Start of SUPPLIED ENTRIES

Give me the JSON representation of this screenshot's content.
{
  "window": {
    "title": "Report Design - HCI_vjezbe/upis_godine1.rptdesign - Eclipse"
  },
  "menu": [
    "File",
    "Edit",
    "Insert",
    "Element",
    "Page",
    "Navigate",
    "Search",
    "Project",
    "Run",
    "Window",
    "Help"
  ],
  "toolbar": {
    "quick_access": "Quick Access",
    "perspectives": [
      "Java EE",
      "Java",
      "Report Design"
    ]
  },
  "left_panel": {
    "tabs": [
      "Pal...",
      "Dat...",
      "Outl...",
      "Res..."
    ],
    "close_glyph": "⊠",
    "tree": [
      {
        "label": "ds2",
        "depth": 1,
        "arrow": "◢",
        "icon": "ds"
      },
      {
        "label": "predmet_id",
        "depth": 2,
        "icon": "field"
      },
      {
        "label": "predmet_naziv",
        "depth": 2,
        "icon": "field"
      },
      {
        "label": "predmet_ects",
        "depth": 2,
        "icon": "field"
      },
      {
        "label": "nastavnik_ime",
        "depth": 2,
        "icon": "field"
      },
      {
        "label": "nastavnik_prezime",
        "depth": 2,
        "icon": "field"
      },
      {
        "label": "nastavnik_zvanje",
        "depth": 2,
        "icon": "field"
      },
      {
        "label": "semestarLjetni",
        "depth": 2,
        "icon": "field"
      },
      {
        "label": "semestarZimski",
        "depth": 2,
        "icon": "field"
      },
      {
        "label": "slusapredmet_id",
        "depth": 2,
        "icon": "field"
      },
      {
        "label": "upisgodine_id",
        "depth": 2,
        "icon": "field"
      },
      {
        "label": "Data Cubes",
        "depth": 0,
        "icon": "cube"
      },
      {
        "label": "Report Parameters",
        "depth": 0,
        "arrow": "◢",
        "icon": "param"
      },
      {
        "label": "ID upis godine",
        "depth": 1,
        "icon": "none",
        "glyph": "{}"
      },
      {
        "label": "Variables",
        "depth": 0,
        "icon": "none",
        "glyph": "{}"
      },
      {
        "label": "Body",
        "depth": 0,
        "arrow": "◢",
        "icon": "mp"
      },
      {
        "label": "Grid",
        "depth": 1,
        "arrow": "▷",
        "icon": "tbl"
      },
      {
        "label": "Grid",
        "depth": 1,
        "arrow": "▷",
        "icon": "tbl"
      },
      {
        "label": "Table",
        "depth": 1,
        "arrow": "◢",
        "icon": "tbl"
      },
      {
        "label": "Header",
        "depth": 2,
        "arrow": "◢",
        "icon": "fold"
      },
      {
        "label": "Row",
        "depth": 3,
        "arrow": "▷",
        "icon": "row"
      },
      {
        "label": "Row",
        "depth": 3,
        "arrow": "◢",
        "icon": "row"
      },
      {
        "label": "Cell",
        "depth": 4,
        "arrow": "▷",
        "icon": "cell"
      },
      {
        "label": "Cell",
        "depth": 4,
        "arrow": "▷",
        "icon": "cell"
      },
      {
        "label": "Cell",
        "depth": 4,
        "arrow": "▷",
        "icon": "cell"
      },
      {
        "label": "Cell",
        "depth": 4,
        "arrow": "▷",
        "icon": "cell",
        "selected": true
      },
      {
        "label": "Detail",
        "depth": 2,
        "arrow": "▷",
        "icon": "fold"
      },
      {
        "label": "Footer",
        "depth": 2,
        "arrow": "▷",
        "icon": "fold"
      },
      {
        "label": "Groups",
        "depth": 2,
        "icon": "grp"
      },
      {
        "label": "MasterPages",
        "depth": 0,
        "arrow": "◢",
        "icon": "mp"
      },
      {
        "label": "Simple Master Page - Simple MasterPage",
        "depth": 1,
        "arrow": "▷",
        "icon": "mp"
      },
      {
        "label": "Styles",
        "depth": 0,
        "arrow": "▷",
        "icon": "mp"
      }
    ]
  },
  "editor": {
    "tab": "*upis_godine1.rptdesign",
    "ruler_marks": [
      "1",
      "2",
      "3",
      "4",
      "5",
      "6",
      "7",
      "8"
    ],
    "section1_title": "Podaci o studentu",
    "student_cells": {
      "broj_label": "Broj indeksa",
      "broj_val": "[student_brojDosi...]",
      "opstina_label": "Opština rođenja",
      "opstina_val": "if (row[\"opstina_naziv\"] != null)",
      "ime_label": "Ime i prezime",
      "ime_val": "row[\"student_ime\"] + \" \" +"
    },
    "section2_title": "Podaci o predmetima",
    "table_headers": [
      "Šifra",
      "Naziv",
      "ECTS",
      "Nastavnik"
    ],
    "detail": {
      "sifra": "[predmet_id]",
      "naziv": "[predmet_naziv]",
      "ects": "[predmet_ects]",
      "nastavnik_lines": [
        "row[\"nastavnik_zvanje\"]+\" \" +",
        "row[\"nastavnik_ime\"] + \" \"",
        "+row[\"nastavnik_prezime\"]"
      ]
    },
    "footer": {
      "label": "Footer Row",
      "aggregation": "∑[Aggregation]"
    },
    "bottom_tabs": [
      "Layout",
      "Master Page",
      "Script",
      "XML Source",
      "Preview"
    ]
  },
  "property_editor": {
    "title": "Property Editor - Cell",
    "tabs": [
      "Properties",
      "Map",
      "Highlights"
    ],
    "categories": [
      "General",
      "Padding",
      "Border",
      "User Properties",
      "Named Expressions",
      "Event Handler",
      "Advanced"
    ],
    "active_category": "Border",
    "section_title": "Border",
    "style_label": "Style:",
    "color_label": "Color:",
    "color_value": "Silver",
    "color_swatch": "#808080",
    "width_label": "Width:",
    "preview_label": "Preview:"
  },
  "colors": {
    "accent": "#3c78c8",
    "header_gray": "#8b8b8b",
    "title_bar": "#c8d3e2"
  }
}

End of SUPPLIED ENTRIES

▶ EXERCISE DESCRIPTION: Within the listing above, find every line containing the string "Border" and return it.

▶ OUTPUT:
      "Border",
    "active_category": "Border",
    "section_title": "Border",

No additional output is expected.